An important step towards this ideal position is in the conduct of political campaigns by the actors; a key aspect of which is advertisements. Flipping through social media, you would be forgiven to conclude that there are no regulations guiding advertisements in general in Nigeria. It turns out, however, that there are quite a number of regulators whose statutory function impinges in one way or other on political advertisements being put out for public consumption to ensure that they meet minimum standard of decency.

Chief among these is the erstwhile Advertising Practitioners Council of Nigeria (APCON). Its director in charge of the northern region, Mr Ralph Anyacho, says the organisation’s hands have been strengthened with a recent law that simultaneously changed its name to conform with its new powers. It is now the Advertising Regulatory Council of Nigeria (ARCON). The new ARCON came into effect in August of this year. Anyacho insinuated that it is now ready to not only bark but also bite, adding that its new director general, Dr. Olalekan Fadolapo, is all set to match words with action.

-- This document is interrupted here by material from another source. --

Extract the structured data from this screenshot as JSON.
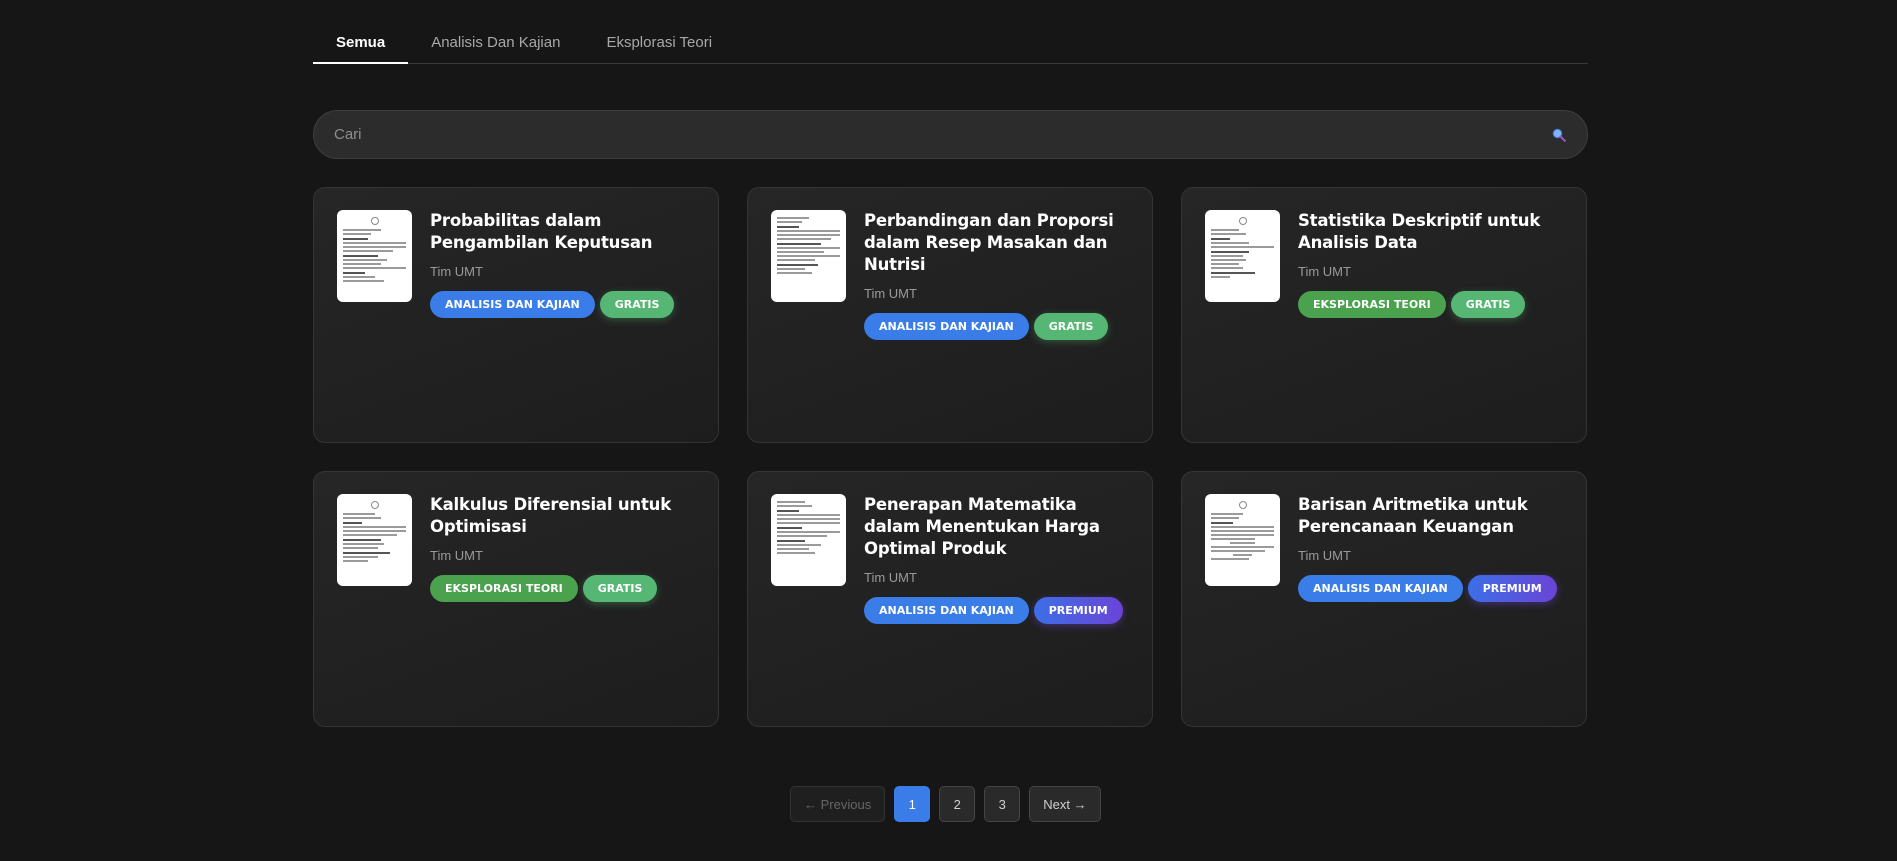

A pointer to this is the legal action it has instituted against Meta (owners of Facebook) for the various advertisements it is carrying on its platform without first sending them to the relevant authority (ARCON) for necessary approval. It has also frowned at the use of foreign models and foreign production of advertisements meant for the Nigerian audience, outlining penalty fees for infringements.

The Code of Advertising Practice on political advertisements stipulate in its Article 76, that, ‘’Advertisements for political activities, political advertisements, advertising and marketing communication shall be issue-oriented and devoid of an abusive statement or reference. It shall not employ false, distorted or unsubstantiated claim or contain misrepresentation’’.

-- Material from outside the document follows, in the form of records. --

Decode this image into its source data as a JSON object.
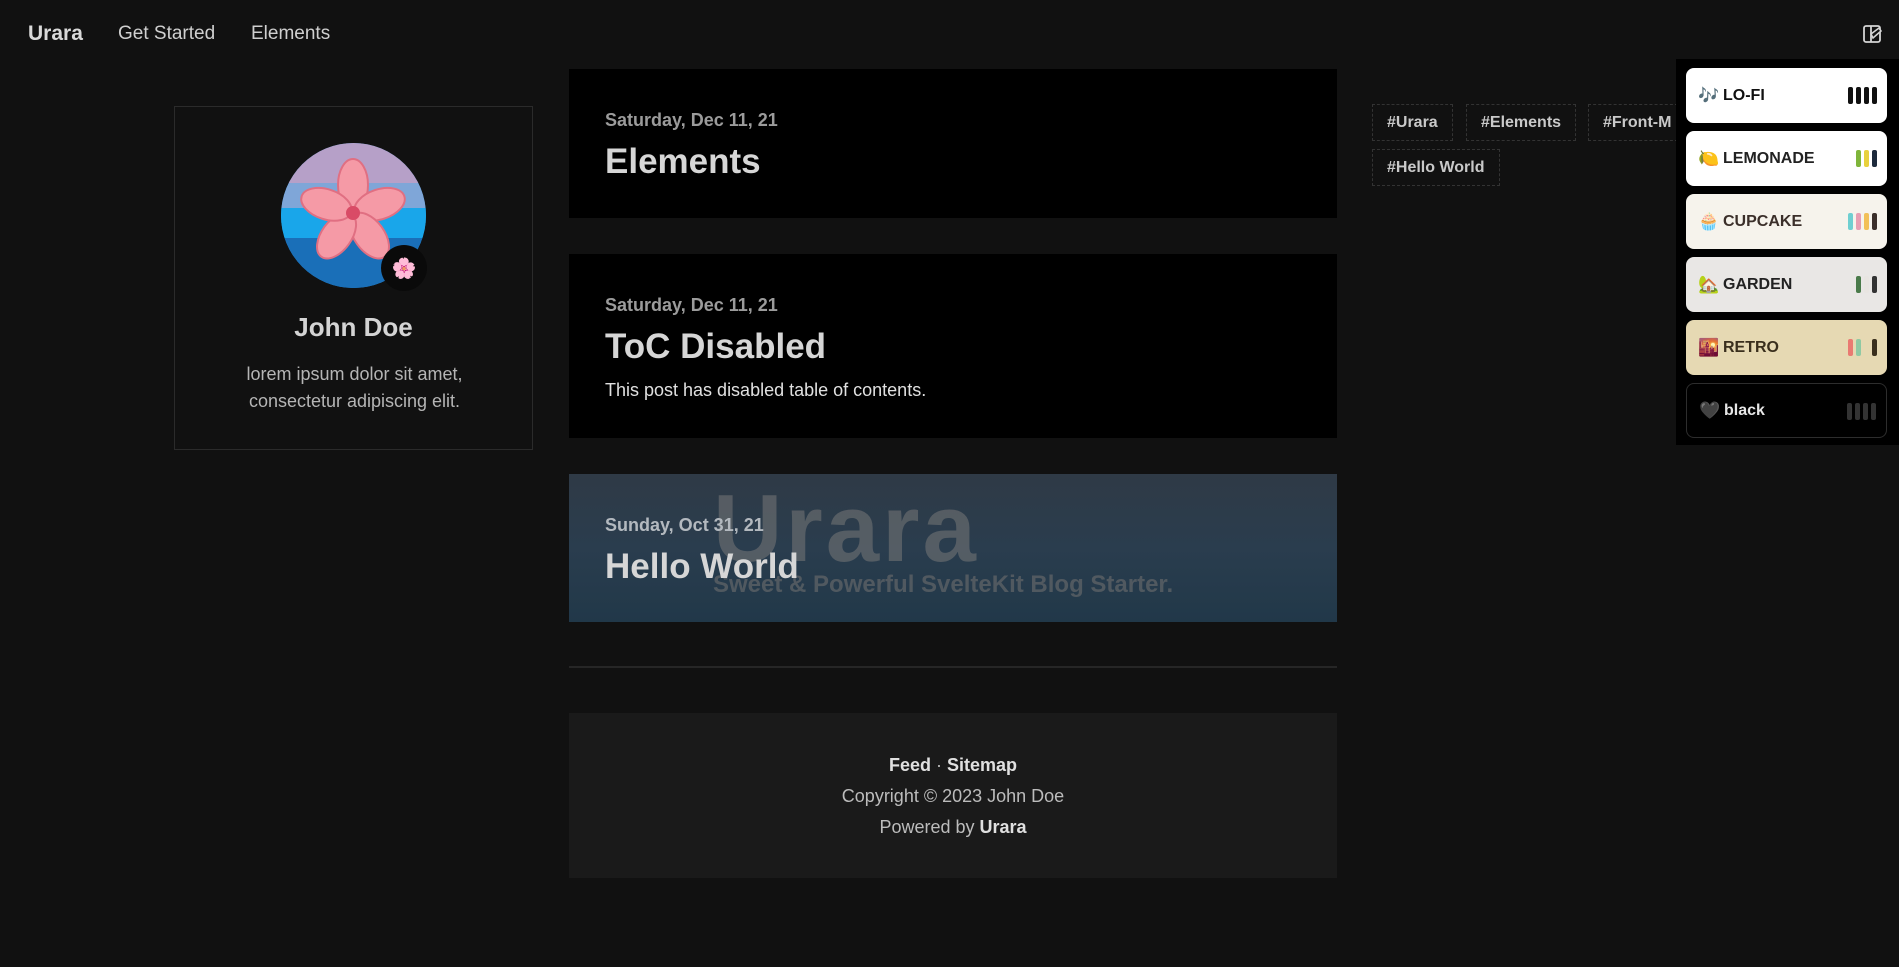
{
  "nav": {
    "brand": "Urara",
    "links": [
      "Get Started",
      "Elements"
    ]
  },
  "profile": {
    "name": "John Doe",
    "bio_line1": "lorem ipsum dolor sit amet,",
    "bio_line2": "consectetur adipiscing elit.",
    "badge_emoji": "🌸"
  },
  "posts": [
    {
      "date": "Saturday, Dec 11, 21",
      "title": "Elements"
    },
    {
      "date": "Saturday, Dec 11, 21",
      "title": "ToC Disabled",
      "description": "This post has disabled table of contents."
    },
    {
      "date": "Sunday, Oct 31, 21",
      "title": "Hello World",
      "cover_title": "Urara",
      "cover_subtitle": "Sweet & Powerful SvelteKit Blog Starter."
    }
  ],
  "footer": {
    "feed": "Feed",
    "sep": " · ",
    "sitemap": "Sitemap",
    "copyright": "Copyright © 2023 John Doe",
    "powered_prefix": "Powered by ",
    "powered_name": "Urara"
  },
  "tags": [
    "#Urara",
    "#Elements",
    "#Front-M",
    "#Hello World"
  ],
  "themes": [
    {
      "emoji": "🎶",
      "label": "LO-FI",
      "swatches": [
        "#111111",
        "#111111",
        "#111111",
        "#111111"
      ]
    },
    {
      "emoji": "🍋",
      "label": "LEMONADE",
      "swatches": [
        "#7fb53a",
        "#e8d13d",
        "#1d2a3c"
      ]
    },
    {
      "emoji": "🧁",
      "label": "CUPCAKE",
      "swatches": [
        "#6fcfd1",
        "#e79fb3",
        "#f2c058",
        "#3b2f2a"
      ]
    },
    {
      "emoji": "🏡",
      "label": "GARDEN",
      "swatches": [
        "#4a7a4a",
        "#e8e5e1",
        "#333333"
      ]
    },
    {
      "emoji": "🌇",
      "label": "RETRO",
      "swatches": [
        "#e97a72",
        "#8fc9a3",
        "#e6d9b3",
        "#3a2f1d"
      ]
    },
    {
      "emoji": "🖤",
      "label": "black",
      "swatches": [
        "#333333",
        "#333333",
        "#333333",
        "#333333"
      ]
    }
  ]
}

Article 77 says, “Every political advertisement, advertising and marketing communication shall clearly identify sponsoring organization or individual, verifiable contact details including names, physical address, telephone numbers, etc., shall be submitted. Article 78, states that “Political advertisement, advertising and marketing communication shall not explicitly or implicitly adversely exploit matters relating to ethnicity, religion or any other sectional interest.”

In addition to complying with the Advertising Code of Practice, all concerned parties are also mandated to comply with the Nigerian Broadcasting Code, the NPO Code of Practice and the Electoral laws “in all matters relating to political advertising.”

Furthermore, the regulations for political advertisement require that it must not contain “Any description, claim or illustration which can convey an erroneous or misleading impression about the person or service advertised or about the suitability of the idea or agenda recommended.  Any description, claim or illustration made in any political advertisement shall be subject to empirical proof or capable of substantiation if demanded. Evidence shall be required in respect of superlative or comparative claims. Testimonials or endorsements made in any political advertisement shall be subject to proof.”

More importantly, all advertisements according to ARCON must be approved by the Advertising Standard Panel (ASP) and a certificate issued to that effect after vetting.

There are minimum stipulated penalties for any media house, advertiser, advertising practitioner and advertising agency that publishes, aids, abets, authorises, causes or places for publication a political advertisement without an ASP certificate. The aforementioned requirements rolled out by the transformed Advertising Regulatory Council of Nigeria (ARCON), supported by its new 2022 Act/law, are sufficient to make us have clean, decent political advertisements and campaigns if they can be followed through to the later and enforced accordingly.

Victoria Ngozi Ikeano writes from Lafia